Assume that the codebase doubles every 8 months, and work as early as you can to prevent new instances of the legacy behavior from being introduced. By establishing a regression stop, you are "passively" cleaning up the codebase as governed by its doubling rate, i.e. every doubling period you will have passively cleaned up half of the codebase.

Ensure that allowlists are guarded by OWNERS files, and that POCs for the migration are listed as owners. Since owners are defined by file, it may be preferable to subdivide allowlists to different BUILD.gn files. For instance, config() targets related to Rust were pulled out to //build/config/rust to better manage the OWNERS assignments.

Document migration / cleanup steps

Publish a clear document explaining the nature of the migration, how to participate, and how to perform related maintenance work. This allows your migration effort to scale, and keeps any individual from becoming a roadblock to ongoing migration efforts such as when they're overwhelmed with support requests or otherwise unavailable to attend to questions.

Review C++ implicit conversions as a positive example.

Simplify and automate allowlist maintenance

Allowlists are easy to express as visibility lists for GN targets. This opens the door to automated analysis, and makes changes that violate the allowlist fail their builds quickly.

When allowlisting targets to use the legacy behavior that you're migrating away from, make it easy for owners of those targets to make simple refactors such as renaming individual targets within their directories by allowlisting base directories, not individual targets.

Document the steps to regenerate and trim any allowlist, such that they can be conducted by anyone.

See the example below:

group("foo_allowlist") {
  #  ________  _________  ________  ________
  # |\   ____\|\___   ___\\   __  \|\   __  \
  # \ \  \___|\|___ \  \_\ \  \|\  \ \  \|\  \
  #  \ \_____  \   \ \  \ \ \  \\\  \ \   ____\
  #   \|____|\  \   \ \  \ \ \  \\\  \ \  \___|
  #     ____\_\  \   \ \__\ \ \_______\ \__\
  #    |\_________\   \|__|  \|_______|\|__|
  #    \|_________|
  # This is an allowlist of targets that use the deprecated "foo" tool.
  # As of April 2021 we no longer use "foo". Users should migrate to the new
  # "bar" tool as described in this guide:
  # https://fuchsia.dev/...
  #
  # To regenerate:
  # fx gn refs $(fx get-build-dir) //path/to:foo_allowlist | sed 's|\(.*\):.*|"\1/*",|' | sort | uniq
  #
  # To trim:
  # scripts/gn/trim_visibility.py --target="//path/to:foo_allowlist"
  visibility = [
    "//src/project1/*",
    "//src/project2/*",
    ...
  ]
}

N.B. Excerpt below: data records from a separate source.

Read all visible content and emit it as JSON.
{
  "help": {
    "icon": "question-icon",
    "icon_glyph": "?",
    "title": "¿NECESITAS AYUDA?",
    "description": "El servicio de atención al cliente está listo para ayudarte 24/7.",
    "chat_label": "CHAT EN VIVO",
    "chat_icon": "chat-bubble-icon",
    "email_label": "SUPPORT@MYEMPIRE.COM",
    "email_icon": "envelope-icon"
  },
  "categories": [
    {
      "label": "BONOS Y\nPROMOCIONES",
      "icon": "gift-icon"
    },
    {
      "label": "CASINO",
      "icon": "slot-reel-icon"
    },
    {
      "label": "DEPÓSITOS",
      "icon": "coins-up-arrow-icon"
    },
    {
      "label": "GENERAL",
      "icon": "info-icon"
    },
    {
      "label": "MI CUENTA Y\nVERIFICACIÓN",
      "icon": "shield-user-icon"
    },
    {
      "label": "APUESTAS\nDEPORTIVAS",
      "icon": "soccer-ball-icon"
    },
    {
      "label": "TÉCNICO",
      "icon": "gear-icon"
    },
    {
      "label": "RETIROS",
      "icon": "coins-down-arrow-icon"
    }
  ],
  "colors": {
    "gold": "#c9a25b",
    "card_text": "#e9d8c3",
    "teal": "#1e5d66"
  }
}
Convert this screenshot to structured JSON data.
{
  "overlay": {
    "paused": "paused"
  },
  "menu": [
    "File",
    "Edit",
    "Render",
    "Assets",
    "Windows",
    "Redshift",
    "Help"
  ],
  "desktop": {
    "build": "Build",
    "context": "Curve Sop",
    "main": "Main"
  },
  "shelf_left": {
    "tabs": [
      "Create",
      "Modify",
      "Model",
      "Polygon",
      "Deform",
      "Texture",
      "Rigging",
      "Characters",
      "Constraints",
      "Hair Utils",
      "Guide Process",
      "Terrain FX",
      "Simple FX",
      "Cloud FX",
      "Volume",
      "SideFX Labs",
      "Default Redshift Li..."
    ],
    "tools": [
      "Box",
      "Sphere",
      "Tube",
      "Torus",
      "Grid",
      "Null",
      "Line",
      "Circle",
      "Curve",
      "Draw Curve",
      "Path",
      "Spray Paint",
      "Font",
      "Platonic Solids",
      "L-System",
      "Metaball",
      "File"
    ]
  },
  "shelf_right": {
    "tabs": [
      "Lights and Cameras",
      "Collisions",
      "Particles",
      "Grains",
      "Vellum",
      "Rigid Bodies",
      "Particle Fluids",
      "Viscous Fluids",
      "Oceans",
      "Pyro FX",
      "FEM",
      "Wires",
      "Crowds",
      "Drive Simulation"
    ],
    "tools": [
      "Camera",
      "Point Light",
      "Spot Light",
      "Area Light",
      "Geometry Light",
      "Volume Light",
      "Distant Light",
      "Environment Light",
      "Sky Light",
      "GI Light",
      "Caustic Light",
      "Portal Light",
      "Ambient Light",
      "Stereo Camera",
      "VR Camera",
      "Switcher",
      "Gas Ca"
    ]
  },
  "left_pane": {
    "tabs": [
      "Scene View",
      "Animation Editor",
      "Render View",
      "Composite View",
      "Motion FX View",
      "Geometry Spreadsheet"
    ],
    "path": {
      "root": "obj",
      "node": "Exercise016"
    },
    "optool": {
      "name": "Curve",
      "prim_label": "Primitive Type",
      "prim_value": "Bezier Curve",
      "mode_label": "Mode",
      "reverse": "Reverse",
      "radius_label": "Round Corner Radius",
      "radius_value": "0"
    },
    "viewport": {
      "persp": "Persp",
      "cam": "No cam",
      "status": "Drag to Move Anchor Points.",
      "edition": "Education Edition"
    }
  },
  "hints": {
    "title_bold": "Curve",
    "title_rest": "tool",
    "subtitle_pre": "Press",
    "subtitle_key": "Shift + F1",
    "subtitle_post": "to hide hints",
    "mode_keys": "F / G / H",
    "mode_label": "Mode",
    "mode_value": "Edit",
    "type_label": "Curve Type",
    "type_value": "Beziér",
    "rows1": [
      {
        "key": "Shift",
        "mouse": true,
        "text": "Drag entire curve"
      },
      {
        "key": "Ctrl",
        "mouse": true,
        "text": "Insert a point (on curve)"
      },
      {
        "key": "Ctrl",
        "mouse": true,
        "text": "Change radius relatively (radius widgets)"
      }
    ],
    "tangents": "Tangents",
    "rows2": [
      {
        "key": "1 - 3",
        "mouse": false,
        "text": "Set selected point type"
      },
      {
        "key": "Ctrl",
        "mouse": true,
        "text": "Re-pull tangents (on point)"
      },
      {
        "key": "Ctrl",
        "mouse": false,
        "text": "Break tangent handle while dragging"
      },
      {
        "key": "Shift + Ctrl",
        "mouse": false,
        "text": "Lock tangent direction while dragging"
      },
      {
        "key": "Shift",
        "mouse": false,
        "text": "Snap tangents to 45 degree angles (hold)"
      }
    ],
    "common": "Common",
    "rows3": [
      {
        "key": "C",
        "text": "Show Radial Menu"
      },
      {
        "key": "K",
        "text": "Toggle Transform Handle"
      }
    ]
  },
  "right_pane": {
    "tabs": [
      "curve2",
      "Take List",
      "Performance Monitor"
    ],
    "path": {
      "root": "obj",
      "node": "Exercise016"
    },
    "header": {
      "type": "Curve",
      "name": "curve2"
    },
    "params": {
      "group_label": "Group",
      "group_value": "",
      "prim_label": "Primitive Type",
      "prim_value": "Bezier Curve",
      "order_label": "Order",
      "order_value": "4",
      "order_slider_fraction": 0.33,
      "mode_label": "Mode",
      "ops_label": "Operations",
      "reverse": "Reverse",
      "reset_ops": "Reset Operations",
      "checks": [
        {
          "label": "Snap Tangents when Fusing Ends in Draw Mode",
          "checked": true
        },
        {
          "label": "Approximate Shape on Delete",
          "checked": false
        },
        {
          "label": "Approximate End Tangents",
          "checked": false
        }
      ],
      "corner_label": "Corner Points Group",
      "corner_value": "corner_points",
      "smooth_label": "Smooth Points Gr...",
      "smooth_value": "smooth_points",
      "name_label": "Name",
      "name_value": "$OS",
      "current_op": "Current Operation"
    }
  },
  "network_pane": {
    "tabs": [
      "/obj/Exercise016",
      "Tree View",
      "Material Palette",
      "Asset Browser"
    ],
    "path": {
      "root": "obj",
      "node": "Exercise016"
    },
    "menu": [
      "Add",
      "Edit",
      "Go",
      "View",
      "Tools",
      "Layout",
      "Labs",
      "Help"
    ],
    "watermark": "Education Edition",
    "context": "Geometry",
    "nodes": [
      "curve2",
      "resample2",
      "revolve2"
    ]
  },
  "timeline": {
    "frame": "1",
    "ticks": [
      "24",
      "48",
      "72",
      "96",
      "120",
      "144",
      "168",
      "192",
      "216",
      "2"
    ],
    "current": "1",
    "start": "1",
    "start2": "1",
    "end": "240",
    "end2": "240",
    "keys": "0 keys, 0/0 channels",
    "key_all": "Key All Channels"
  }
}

Then elsewhere, automatically add a dependency on the allowlisted target.

# Invoke the legacy foo tool.
# For new usage, please consider using the new bar tool instead!
# See:
# https://fuchsia.dev/...
# ...
template("foo") {
  action(target_name) {
    ...
    deps += [ "//build/foo:foo_allowlist" ]
  }
}

Third party may be out of scope

Fuchsia uses a lot of third party code, that is code that is outside the scope of the Fuchsia project. As a rule of thumb it's often fine to enter a blanket allowlist for all third party code for opinionated changes or policy decisions.

group("bar_allowlist") {
  ...
  visibility = [
    "//third_party/*",
    ...
  ]
}

Depending on the nature of your change and the third party code in question, it may be possible to make changes upstream. Use your best judgement.